18 hours 36 min from now
Blog Posts Tagged "Expedition 340"
Submitted by Teresa Greely on Tue, 03/06/2012 - 14:10
This logo on the port and starboard side of the JOIDES Resolution says it all; we are beginning our journey as ocean detectives hoping to uncover the earth’s mysteries preserved in the ocean’s floor.
Submitted by Teresa Greely on Tue, 03/06/2012 - 14:28
First task after we had sailed a few hours was to have our first all hands Safety Drill. When the very loud bell rang, we all grabbed our life vests, eye goggles and hard hats. Sort of like ‘March of the Penguins’ we all climbed the stairs to the life boats to await our instructions.
Submitted by Anne Le Friant on Tue, 03/06/2012 - 21:00
Samedi 3 mars 2012: l’équipe scientifique monte à bord et découvre le Joides Resolution. Les deux premiers jours sont consacrés à des réunions de travail.
Le joides en quelques photos...
Submitted by Teresa Greely on Thu, 03/08/2012 - 21:54
Meet the chief scientists for our Expedition, Dr.'s Anne Le Friant (follow her blog) and Osamu Ishizuka. They have collectively written the script for this exploration developed through the scientific review process.
Submitted by Teresa Greely on Thu, 03/08/2012 - 23:44
Meet the JOIDES Resolution
Submitted by Teresa Greely on Fri, 03/09/2012 - 00:13
Submitted by Teresa Greely on Sun, 03/11/2012 - 01:03
Today I visited the moon pool. This is one of the coolest places on the Jr. It is located on the drill floor a deck below where my office is located on the Foc’sle Deck (Forecastle). A hard hat and safety glasses are required, ear plugs are suggested too. What is the moon pool?
Submitted by Teresa Greely on Sun, 03/11/2012 - 01:41
Drilling for an ocean core requires the deployment of drilling equipment and eventual retrieval back to the drill floor located on the stern of the vessel. The entire process is a wonder to watch, precision with massive, wielding clanking pipes of steel.
Submitted by Teresa Greely on Mon, 03/12/2012 - 18:40
We are sailing in the Lesser Antilles or West Indies of the Caribbean Sea. Scientists aboard the JR such as volcanologist, sedimentologist, inorganic geochemist, and micropaleontologist are at this location in the ocean because of the volcano on Montserrat, called the Soufriere Hills volcano. This is one of the best studied volcanoes on the planet.
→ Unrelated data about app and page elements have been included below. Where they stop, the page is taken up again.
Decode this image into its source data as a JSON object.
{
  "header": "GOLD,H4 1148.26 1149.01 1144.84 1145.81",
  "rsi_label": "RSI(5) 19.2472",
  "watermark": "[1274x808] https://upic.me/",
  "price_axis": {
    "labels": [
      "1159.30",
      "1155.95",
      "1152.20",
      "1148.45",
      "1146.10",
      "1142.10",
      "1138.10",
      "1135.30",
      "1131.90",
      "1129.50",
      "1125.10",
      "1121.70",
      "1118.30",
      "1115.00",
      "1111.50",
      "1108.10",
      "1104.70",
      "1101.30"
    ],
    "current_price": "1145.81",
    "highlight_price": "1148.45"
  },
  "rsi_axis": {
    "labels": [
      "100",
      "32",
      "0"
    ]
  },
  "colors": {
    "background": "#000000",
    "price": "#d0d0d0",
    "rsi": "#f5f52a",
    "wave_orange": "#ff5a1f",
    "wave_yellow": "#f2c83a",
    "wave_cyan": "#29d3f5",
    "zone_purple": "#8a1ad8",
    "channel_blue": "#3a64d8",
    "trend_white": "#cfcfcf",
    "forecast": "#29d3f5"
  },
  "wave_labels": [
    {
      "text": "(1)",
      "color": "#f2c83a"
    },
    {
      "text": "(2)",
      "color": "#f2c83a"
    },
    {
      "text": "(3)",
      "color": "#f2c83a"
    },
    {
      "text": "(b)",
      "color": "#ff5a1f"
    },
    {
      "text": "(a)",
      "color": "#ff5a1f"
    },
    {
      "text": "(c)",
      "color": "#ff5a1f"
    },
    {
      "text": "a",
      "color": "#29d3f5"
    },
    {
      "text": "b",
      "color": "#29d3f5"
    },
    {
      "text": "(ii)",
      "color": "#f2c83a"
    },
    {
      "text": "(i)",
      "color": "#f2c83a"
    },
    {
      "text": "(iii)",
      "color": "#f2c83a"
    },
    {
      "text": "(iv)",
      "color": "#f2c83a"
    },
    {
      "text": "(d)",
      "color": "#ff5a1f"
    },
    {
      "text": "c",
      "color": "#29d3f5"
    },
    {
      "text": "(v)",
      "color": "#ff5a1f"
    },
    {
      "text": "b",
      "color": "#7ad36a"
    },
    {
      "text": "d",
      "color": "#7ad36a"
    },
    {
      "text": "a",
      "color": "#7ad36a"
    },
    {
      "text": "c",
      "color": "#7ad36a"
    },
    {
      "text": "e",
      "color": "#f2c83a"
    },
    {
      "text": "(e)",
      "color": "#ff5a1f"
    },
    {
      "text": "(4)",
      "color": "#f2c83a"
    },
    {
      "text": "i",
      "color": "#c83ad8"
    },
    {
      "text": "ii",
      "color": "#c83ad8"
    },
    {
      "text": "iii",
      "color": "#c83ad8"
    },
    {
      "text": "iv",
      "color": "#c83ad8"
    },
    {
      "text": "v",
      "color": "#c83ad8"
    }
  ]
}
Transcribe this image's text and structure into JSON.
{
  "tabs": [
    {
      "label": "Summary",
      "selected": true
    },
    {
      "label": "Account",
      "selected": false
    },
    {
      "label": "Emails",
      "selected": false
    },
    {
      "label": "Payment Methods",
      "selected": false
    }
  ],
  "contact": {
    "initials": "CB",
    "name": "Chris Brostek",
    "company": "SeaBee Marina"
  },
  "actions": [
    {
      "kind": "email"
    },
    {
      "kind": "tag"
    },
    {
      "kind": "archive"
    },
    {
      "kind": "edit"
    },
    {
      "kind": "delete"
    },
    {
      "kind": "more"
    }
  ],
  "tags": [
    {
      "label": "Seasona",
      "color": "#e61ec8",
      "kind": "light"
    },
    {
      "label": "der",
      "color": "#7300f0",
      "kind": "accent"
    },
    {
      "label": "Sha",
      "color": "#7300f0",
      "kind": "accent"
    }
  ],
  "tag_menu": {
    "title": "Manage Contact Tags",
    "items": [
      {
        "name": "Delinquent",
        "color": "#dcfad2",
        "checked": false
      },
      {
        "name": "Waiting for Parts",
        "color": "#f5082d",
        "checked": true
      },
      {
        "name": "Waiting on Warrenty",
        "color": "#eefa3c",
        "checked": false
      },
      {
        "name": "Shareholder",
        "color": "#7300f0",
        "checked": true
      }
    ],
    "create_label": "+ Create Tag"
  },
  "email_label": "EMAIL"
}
Submitted by Teresa Greely on Tue, 03/13/2012 - 01:19
The following is a brief summary of the drilling progress during week one of expedition 340.